▶ **About this exercise**:
Would you repeat every entry below word for word but drop the images?

▶ **Records for the exercise**:
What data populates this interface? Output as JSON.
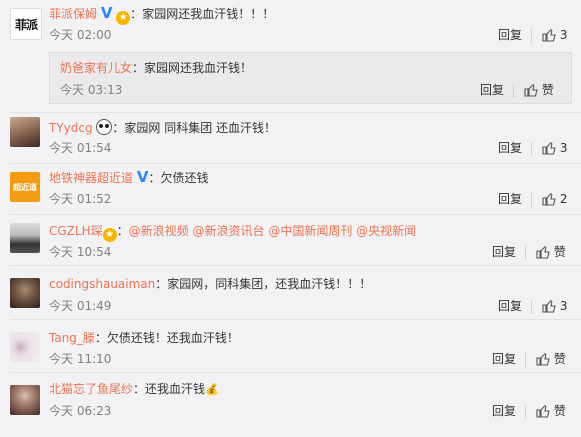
{
  "comments": [
    {
      "user": "菲派保姆",
      "content": "：家园网还我血汗钱！！！",
      "time": "今天 02:00",
      "reply": "回复",
      "likes": "3",
      "avatar_text": "菲派",
      "subreply": {
        "user": "奶爸家有儿女",
        "content": "：家园网还我血汗钱！",
        "time": "今天 03:13",
        "reply": "回复",
        "like_label": "赞"
      }
    },
    {
      "user": "TYydcg",
      "content": "：家园网 同科集团 还血汗钱！",
      "time": "今天 01:54",
      "reply": "回复",
      "likes": "3"
    },
    {
      "user": "地铁神器超近道",
      "content": "：欠债还钱",
      "time": "今天 01:52",
      "reply": "回复",
      "likes": "2",
      "avatar_text": "超近道"
    },
    {
      "user": "CGZLH琛",
      "content_prefix": "：",
      "mentions": [
        "@新浪视频",
        "@新浪资讯台",
        "@中国新闻周刊",
        "@央视新闻"
      ],
      "time": "今天 10:54",
      "reply": "回复",
      "like_label": "赞"
    },
    {
      "user": "codingshauaiman",
      "content": "：家园网，同科集团，还我血汗钱！！！",
      "time": "今天 01:49",
      "reply": "回复",
      "likes": "3"
    },
    {
      "user": "Tang_滕",
      "content": "：欠债还钱！还我血汗钱！",
      "time": "今天 11:10",
      "reply": "回复",
      "like_label": "赞"
    },
    {
      "user": "北猫忘了鱼尾纱",
      "content": "：还我血汗钱",
      "time": "今天 06:23",
      "reply": "回复",
      "like_label": "赞"
    }
  ],
  "colors": {
    "username": "#eb7350",
    "verified": "#2a84ff",
    "background": "#f2f2f5"
  }
}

▶ **Task result**:
What data populates this interface? Output as JSON.
{
  "comments": [
    {
      "user": "菲派保姆",
      "content": "：家园网还我血汗钱！！！",
      "time": "今天 02:00",
      "reply": "回复",
      "likes": "3",
      "avatar_text": "菲派",
      "subreply": {
        "user": "奶爸家有儿女",
        "content": "：家园网还我血汗钱！",
        "time": "今天 03:13",
        "reply": "回复",
        "like_label": "赞"
      }
    },
    {
      "user": "TYydcg",
      "content": "：家园网 同科集团 还血汗钱！",
      "time": "今天 01:54",
      "reply": "回复",
      "likes": "3"
    },
    {
      "user": "地铁神器超近道",
      "content": "：欠债还钱",
      "time": "今天 01:52",
      "reply": "回复",
      "likes": "2",
      "avatar_text": "超近道"
    },
    {
      "user": "CGZLH琛",
      "content_prefix": "：",
      "mentions": [
        "@新浪视频",
        "@新浪资讯台",
        "@中国新闻周刊",
        "@央视新闻"
      ],
      "time": "今天 10:54",
      "reply": "回复",
      "like_label": "赞"
    },
    {
      "user": "codingshauaiman",
      "content": "：家园网，同科集团，还我血汗钱！！！",
      "time": "今天 01:49",
      "reply": "回复",
      "likes": "3"
    },
    {
      "user": "Tang_滕",
      "content": "：欠债还钱！还我血汗钱！",
      "time": "今天 11:10",
      "reply": "回复",
      "like_label": "赞"
    },
    {
      "user": "北猫忘了鱼尾纱",
      "content": "：还我血汗钱",
      "time": "今天 06:23",
      "reply": "回复",
      "like_label": "赞"
    }
  ],
  "colors": {
    "username": "#eb7350",
    "verified": "#2a84ff",
    "background": "#f2f2f5"
  }
}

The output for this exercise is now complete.